Telbivudine is used for chronic (long term) hepatitis B infection (swelling of the liver caused by a virus) in people who may also show signs of liver damage. Telbivudine is in a class of medications called nucleoside analogues. It works by decreasing the amount of hepatitis B virus (HBV) in the body. Telbivudine does not cure hepatitis B and may not prevent complications of chronic hepatitis B, such as cirrhosis of the liver or liver cancer. Telbivudine does not prevent the spread of hepatitis B to other people through sexual contact, sharing needles, or contact with blood.

Side Effects Of Telbivudine

Telbivudine may cause side effects. Tell your doctor if any of these symptoms are severe or do not go away:

Some side effects can be serious. If you experience any of these symptoms or those listed in the WARNINGS and PRECAUTIONS section, call your doctor immediately:

  • muscle aches, pain, weakness, or tenderness

Telbivudine may cause other side effects. Call your doctor if you have any unusual problems while taking this medication.

Warnings & Precautions

Before taking telbivudine:

  • tell your doctor and pharmacist if you are allergic to telbivudine or any other medications.
  • tell your doctor and pharmacist what other prescription and nonprescription medications, vitamins, nutritional supplements, and herbal products you are taking or plan to take. Be sure to mention the medications listed in the WARNINGS and PRECAUTIONS section and any of the following: chloroquine (Aralen);erythromycin (E.E.S., E-Mycin, Erythrocin); fenofibrate (Antara, Lofibra, Triglide); gemfibrozil (Lopid); hydroxychloroquine (Plaquenil); medications to prevent rejection of a transplanted organ, such as cyclosporine (Neoral, Sandimmune) or tacrolimus (Prograf); medications to treat fungal infections such as fluconazole (Diflucan), itraconazole (Sporanox), ketoconazole (Nizoral), posaconazole (Noxafil), or voriconazole (Vfend); oral steroids such as dexamethasone (Decadron, Dexone), methylprednisolone (Medrol), and prednisone; (Deltasone), penicillamine (Cuprimine); probenecid; or zidovudine (AZT, Retrovir, in Combivir, in Trizivir). Your doctor may need to change the doses of your medications or monitor you carefully for side effects.
  • Tell your doctor if you have or have ever had a liver transplant (surgery to replace a diseased liver), or kidney disease.
  • Tell your doctor if you are pregnant, plan to become pregnant, or are breast-feeding. If you become pregnant while taking telbivudine, call your doctor. Do not breastfeed while you are taking telbivudine.
  • If you are having surgery, including dental surgery, tell the doctor or dentist that you are taking telbivudine.

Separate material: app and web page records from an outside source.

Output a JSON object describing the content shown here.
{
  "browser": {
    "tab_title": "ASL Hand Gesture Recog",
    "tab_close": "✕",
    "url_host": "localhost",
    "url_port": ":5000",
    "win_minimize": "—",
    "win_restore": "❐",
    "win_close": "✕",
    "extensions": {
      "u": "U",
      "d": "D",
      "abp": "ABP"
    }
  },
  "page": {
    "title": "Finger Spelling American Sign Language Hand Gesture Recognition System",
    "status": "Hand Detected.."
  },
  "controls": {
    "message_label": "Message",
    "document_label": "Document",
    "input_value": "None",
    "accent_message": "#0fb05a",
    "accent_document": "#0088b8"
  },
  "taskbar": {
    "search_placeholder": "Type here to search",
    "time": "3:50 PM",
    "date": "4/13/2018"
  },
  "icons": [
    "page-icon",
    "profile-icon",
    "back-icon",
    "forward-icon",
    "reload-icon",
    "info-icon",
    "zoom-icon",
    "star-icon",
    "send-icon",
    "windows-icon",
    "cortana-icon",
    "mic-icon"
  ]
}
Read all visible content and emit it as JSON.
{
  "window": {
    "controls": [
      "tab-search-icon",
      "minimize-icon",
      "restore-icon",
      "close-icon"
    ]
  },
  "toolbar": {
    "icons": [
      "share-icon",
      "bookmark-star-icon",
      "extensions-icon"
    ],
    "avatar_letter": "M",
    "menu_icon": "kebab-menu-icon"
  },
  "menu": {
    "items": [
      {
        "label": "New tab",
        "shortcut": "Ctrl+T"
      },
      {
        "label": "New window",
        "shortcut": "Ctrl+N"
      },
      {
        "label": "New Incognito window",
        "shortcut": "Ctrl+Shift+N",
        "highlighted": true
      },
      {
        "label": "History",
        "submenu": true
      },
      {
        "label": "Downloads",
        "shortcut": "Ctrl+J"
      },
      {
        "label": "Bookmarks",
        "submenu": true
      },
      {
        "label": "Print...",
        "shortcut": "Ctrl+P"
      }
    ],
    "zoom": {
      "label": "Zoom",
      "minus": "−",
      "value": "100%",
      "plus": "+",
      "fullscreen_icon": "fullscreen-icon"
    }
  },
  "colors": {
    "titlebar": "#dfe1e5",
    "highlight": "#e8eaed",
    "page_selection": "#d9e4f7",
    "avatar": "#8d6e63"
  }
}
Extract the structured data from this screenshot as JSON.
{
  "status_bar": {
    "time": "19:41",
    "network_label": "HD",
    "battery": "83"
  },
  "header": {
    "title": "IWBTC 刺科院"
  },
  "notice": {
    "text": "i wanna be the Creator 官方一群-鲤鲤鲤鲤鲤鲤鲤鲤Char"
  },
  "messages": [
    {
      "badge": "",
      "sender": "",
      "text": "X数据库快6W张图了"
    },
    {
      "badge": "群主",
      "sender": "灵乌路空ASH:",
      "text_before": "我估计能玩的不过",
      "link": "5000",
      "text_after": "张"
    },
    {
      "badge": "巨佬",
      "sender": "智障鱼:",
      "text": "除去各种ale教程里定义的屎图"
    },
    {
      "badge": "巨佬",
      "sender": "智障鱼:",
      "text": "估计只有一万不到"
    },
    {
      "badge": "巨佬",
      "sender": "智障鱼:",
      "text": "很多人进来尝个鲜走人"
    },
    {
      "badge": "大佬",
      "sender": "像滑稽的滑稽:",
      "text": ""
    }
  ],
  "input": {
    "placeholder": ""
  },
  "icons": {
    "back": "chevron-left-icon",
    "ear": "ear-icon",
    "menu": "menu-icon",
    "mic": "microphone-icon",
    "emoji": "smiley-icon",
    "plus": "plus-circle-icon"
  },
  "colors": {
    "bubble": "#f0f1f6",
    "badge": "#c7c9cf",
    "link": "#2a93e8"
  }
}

Dosage Of Telbivudine

Telbivudine comes as a tablet to take by mouth. It is usually taken once a day with or without food. Take telbivudine at around the same time every day. Follow the directions on your prescription label carefully, and ask your doctor or pharmacist to explain any part you do not understand. Take telbivudine exactly as directed. Do not take more or less of it or take it more often than prescribed by your doctor.

Ask your pharmacist or doctor for a copy of the manufacturer’s information for the patient.


Keep all appointments with your doctor and the laboratory.

Do not let anyone else take your medication. Ask your pharmacist any questions you have about refilling your prescription.

It is important for you to keep a written list of all of the prescription and nonprescription (over-the-counter) medicines you are taking, as well as any products such as vitamins, minerals, or other dietary supplements. You should bring this list with you each time you visit a doctor or if you are admitted to a hospital. It is also important information to carry with you in case of emergencies.


All information has been provided courtesy of MedLinePlus from the National Library of Medicine and from the FDA.